New York Times article prompts dialogue about segregation in Milwaukee

MILWAUKEE -- African-Americans who can afford to live anywhere but choose to put down roots in poorer parts of the city led a sold-out discussion in Milwaukee on Monday night, September 12th. They are trying to trying to tear down walls in the city -- a city which has been labeled one of the most segregated in the nation.

Thelma Sias chooses to live on N. 17th St. in Milwaukee. It's a decision that often gets this reaction.

"I didn't know that you live there," Sias said.

talk4The reason that many affluent African-Americans are choosing to live in poorer parts of the city over the suburbs was the subject of a sold-out discussion at The Big Easy on Dr. Martin Luther King Dr. on Monday evening.

"Is part of it self-segregation? Probably. But is that because that's where you feel safe because that's because of how you've been welcomed?" asked Latisha Brookens.

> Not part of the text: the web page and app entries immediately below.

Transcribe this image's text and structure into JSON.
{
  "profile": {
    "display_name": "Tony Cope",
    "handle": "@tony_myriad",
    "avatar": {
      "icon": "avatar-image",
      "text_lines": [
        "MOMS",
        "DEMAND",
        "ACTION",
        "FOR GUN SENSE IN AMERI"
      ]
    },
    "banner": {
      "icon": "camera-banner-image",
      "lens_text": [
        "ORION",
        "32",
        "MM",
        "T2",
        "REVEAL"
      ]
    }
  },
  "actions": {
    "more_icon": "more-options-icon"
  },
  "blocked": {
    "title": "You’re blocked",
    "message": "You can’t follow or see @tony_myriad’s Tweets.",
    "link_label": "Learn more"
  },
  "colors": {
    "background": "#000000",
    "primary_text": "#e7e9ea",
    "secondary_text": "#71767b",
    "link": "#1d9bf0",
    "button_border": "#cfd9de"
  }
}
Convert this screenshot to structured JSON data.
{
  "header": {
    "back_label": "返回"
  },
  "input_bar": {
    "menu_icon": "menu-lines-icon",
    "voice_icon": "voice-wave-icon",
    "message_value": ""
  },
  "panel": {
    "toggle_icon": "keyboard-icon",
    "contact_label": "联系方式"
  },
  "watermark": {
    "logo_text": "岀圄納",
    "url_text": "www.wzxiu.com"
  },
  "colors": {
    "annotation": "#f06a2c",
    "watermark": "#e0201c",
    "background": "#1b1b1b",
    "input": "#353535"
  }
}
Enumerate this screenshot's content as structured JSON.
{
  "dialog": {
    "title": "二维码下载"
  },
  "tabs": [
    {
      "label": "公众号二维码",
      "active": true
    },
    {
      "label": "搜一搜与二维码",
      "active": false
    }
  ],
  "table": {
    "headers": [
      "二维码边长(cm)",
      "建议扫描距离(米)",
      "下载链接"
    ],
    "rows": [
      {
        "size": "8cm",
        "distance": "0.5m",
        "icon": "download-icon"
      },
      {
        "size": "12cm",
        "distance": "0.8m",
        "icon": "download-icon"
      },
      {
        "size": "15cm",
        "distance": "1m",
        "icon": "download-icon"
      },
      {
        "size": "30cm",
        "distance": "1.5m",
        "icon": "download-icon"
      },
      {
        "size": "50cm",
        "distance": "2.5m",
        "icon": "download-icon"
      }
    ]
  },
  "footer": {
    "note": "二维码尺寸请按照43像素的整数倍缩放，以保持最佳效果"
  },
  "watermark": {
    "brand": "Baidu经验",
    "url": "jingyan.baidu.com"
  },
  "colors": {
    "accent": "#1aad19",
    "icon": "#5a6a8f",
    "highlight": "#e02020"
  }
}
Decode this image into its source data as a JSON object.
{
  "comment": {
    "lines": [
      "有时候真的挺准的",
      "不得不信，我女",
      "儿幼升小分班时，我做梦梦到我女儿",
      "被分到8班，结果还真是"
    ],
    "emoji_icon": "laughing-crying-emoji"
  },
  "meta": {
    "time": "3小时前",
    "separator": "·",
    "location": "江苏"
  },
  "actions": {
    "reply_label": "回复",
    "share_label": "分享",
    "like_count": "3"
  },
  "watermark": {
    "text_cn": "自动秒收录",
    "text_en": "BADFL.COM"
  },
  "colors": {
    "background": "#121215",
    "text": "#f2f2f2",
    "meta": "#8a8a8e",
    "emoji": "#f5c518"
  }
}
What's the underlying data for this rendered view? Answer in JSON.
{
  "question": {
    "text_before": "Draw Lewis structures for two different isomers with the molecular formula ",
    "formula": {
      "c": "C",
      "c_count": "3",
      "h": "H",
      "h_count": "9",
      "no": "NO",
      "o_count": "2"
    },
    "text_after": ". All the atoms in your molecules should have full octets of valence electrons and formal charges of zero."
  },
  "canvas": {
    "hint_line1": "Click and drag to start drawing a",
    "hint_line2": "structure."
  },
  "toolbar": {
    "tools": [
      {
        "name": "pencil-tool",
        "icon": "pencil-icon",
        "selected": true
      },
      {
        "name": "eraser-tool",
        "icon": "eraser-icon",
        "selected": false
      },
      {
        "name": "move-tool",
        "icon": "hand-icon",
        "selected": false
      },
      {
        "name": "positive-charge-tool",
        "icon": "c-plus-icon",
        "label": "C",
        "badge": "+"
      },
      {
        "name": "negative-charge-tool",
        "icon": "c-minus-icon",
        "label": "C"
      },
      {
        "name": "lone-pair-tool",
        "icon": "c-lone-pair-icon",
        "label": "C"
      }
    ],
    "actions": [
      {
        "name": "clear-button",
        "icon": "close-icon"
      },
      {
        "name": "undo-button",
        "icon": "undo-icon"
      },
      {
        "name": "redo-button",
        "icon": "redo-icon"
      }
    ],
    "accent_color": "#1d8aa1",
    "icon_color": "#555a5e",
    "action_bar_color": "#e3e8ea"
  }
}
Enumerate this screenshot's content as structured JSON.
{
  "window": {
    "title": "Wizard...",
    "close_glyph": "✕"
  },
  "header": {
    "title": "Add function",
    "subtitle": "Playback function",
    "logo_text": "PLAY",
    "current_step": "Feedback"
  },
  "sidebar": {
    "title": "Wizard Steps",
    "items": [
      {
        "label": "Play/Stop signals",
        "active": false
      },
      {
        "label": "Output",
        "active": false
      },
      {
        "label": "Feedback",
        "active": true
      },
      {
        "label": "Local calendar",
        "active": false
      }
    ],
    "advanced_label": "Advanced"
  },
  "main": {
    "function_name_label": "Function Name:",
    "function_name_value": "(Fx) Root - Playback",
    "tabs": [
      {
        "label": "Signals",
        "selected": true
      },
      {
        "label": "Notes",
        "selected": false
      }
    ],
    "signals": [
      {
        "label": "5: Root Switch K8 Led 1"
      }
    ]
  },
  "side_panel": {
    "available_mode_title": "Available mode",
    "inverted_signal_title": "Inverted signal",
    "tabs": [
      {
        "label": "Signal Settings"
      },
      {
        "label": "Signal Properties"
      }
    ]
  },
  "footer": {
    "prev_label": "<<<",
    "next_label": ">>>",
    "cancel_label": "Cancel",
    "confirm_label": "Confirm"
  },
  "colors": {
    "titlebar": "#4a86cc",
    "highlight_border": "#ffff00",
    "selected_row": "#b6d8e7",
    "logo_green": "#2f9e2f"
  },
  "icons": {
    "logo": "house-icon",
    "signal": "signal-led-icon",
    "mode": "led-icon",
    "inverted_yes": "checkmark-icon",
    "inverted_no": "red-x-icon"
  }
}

It is a topic that recently made the front page of the New York Times and prompted this question: Do you prefer to live among people who look like you or among those who make a similar amount of money?

"Why can't we have both?" Brookens asked.

talk1

Brookens said she enjoyed living in Whitefish Bay, yet her husband was pulled over five times in front of his own home.

Milwaukee Alderwoman Milele Coggs

Milwaukee Alderwoman Milele Coggs

"I think we need to look beyond both ethnicity and class and look more at each other as human," said Milwaukee Alderwoman Milele Coggs.

Some on the panel are staying in Milwaukee to improve it.

Maanaa Sabir opened a business in an area he said was once a ghost town.

"We wanted to make a large footprint where our people were," Sabir said. "What we had in that community was our life."

The hope is someday Milwaukee will be more diverse throughout.

Monday's discussion was the first of several panels that will be held on this issue.

10 comments

  • Sheila Moyet

    Where exactly is this segregation? There is no area in Milwaukee where you do not see blacks. There are even blacks in the surrounding areas. I shop in New Berlin and there are plenty of blacks there also. It strikes me odd that out of all the races blacks are the only ones constantly complaining about segregation and being oppressed.

    • Gary D. Hamilton

      I totally agree with you. And because the city has become so integrated the crime rate has gone thru the roof. The home values have sunken, car jacking and other violent crimes have also become the norm.

  • Frank B

    Anybody can live anywhere that they want to. When all of the variety of ethnic groups migrated to this city and every city they tended to want to congregate together and eventually they moved to other areas. Nothing stopped them from moving back then and nothing is stopping anybody from moving to any part of the city or region now via owning or renting. There are more apartment complexes in this city than ever before. It’s up to people to decide where they want to live and for many they look at many factors including crime statistics when they decide on where they want to live.

    • Chattipatti

      I will live where I want, and I want to live where my grandkids can play outside with out getting shot. I just wish the black community would take responsibility for themselves. As a Black women, as an Proud American Women, I worked and got out of Milwaukee, I still go to do some volunteer work but choose to live outside of Milwaukee. These groups need to stop blaming and start fixing.

  • Norell

    Birds of a feather flock together. It’s always been that way. This is about jobs, and the Feds and safe cities not enforcing the laws. Japan has it right, Japan first. We have to stop illegals and the Muslim invasion of our country.

  • EYESWIDEOPEN

    I moved to a nice neighborhood in Franklin years ago. The neighbors gave us the “there goes the neighborhood” look everyday or wonder how a “black guy” could afford to live in their neighborhood and drive nice cars and all (drug dealer?!? lol) This went on for about a year until I was forced to bring my company vehicle home from work everyday for a period of a couple of months. Suddenly, the stairs changed to “Hello Neighbor!” My son started to have his friends come over and they even ask me to become a member of the board of the neighborhood association. My point is we need to stop using the TV to base or judgments of entire races of people and treat each person on a individual bases.

  • unicorns and rainbows

    Hmm, one liberal “news” organization (Faux 6) referencing one of the most liberal “news” sources (NYT). What a shocker!

Comments are closed.